Former NCIS special agent Mark Fallon speaks against use of torture

Jacquelyn Voghel, Editor-in-Chief

Mark Fallon, a former NCIS special agent and ’78 RWU alumnus, worked for the U.S. government for 31 years. Now, he wants the public to know the story of “a national policy of state-sponsored torture” that emerged post-9/11.

On Thursday, Feb. 8, Fallon visited the university to talk about his book, “Unjustifiable Means: The Inside Story of How the CIA, Pentagon, and US Government Conspired to Torture,” as well as his concerns with President Trump’s policies on torture.

Shortly after the 9/11 attacks, Fallon was appointed deputy commander of the Criminal Investigation Task Force, which the Department of Defense created to investigate detainees suspected of terrorism.

When the U.S. opened Guantanamo Bay detention camp, Fallon was at first optimistic that the facility would operate in accordance with the nation’s values.

“I thought that [Guantanamo] was an incredible opportunity for our nation to demonstrate to the world how we operate under the rule of law, and that we would not resort to the tactics that our adversaries, or the things that brutal regimes would do,” Fallon said to The Hawks’ Herald. “Unfortunately, it quickly unraveled.”

Fallon instead described the reality of Guantanamo as “a human trafficking operation” where prisoners were indefinitely detained and tortured, often without trial.

It is a common misconception, Fallon said, that torture is an effective method that ultimately possesses the power to save American lives. In reality, the opposite is true.

“In the government, we knew how corrosive torture was, and we knew how counterproductive it was,” Fallon said to the audience. “Who didn’t know was the public.”

He continued, “We knew that we got false and fabricated information. We knew that we chased false leads. And we know that policy decisions were made based on false and fabricated information.”

Disturbed, Fallon tried to report his concerns to his superiors. No one disagreed with him, he said, but nor did anyone take action.

“What I had seen was a narrative to convince the public that what was done in your name was safe, necessary, and effective,” Fallon said. “And I can tell you it was none of these things.”

Under the Trump administration, Fallon has observed a continuation of this misunderstanding surrounding torture.
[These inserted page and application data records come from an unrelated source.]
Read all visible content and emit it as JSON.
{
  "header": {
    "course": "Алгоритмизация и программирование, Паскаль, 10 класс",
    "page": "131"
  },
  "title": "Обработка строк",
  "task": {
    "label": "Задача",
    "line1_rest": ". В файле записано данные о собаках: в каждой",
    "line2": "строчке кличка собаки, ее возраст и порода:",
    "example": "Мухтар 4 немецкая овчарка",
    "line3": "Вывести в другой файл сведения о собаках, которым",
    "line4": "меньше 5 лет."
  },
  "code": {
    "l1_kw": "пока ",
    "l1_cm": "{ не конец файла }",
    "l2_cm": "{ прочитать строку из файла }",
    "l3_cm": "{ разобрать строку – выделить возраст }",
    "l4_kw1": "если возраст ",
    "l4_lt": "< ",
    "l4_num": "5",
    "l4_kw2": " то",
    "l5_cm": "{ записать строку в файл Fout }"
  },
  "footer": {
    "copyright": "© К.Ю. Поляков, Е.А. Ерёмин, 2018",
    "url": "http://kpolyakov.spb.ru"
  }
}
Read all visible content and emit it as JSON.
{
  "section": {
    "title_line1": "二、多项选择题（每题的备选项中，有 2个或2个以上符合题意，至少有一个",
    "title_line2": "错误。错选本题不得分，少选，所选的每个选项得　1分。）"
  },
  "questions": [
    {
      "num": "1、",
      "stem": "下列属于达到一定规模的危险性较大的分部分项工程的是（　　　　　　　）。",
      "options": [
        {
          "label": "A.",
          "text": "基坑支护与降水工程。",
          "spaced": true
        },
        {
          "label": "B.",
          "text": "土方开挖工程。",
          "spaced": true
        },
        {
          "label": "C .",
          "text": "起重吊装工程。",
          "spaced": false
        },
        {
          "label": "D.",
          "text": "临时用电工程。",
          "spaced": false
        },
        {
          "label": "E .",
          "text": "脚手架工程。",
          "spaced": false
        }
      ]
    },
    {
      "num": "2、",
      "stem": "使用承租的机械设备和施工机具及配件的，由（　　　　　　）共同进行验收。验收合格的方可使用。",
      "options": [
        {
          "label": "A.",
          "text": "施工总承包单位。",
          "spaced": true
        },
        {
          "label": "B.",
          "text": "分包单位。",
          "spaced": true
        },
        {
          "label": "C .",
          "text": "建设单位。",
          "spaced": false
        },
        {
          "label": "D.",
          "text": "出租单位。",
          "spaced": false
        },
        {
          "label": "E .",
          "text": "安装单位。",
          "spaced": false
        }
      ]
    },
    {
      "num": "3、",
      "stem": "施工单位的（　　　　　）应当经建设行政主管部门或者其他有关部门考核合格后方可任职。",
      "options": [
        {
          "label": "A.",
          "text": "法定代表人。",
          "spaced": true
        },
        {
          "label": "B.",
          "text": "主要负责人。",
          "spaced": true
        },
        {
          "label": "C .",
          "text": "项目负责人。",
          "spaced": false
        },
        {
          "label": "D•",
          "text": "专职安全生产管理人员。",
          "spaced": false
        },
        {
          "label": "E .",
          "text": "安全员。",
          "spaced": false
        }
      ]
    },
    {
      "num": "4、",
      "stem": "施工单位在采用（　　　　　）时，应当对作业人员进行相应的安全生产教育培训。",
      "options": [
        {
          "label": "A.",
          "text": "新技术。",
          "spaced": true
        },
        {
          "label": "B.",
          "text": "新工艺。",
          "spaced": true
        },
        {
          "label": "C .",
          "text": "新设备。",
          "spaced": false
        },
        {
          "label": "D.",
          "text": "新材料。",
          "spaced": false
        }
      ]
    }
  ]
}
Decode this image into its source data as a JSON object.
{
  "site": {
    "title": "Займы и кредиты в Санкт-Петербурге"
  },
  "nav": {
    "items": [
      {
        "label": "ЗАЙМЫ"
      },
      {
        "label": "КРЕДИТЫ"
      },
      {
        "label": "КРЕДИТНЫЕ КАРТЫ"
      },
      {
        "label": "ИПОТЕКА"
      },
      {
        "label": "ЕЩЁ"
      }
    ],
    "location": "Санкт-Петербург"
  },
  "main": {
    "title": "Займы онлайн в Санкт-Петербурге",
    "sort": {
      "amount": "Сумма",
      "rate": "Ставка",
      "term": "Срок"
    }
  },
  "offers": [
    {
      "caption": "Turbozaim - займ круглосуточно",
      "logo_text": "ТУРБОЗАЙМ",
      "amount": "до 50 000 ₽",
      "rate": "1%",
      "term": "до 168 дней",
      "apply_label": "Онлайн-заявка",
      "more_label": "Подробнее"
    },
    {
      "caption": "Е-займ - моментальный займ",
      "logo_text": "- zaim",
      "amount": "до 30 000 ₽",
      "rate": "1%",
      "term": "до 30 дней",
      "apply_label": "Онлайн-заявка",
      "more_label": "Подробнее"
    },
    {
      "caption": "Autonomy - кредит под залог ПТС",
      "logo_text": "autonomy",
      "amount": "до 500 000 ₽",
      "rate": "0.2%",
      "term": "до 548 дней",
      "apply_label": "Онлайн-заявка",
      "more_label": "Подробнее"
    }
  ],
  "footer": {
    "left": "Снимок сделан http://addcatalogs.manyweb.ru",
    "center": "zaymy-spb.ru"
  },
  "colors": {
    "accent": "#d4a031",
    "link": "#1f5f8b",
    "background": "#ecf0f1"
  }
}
On Tuesday, Jan. 30, Trump declared in his State of the Union Address that Guantanamo will remain indefinitely open.

Fallon has been troubled by Trump “irresponsibly trying to articulate policies based on brutality,” fearing that it will “embolden our adversaries” and draw more recruits to ISIS.

“When Donald Trump says we need to fight fire with fire, I say that’s the talk of an arsonist,” Fallon said. “You fight fire by depriving it of oxygen.”

Prior to the publication of “Unjustifiable Means,” the book underwent a 233-day review process in which sections of the text were redacted.

Confident that he had not tried to publish any classified information, Fallon was “shocked” at the delays in the publication process.

Fallon said that the government also would not tell him who, or how many agencies, were reviewing his manuscript, adding to his suspicion. While being represented by the American Civil Liberties Union, he eventually learned that the manuscript was sent to 10 agencies, although he still does not know their identities.

Today, Fallon said, it is unclear just how the U.S. is handling torture.

The last time we went down this torture road, nobody was ever supposed to know…. It was a program that the U.S. government was prepared to deny exists,” Fallon said. “And so today, none of us in here knows whether President Trump could have issued a similar order. We know he said he would. We know he said he wanted to. But we don’t know if he has done that or not.”

Considering his knowledge on these “unjustifiable means” of torture, Fallon posed a question to the audience:

“How many hundreds of thousands of lives have been lost in a war that was justified based on false and fabricated information?”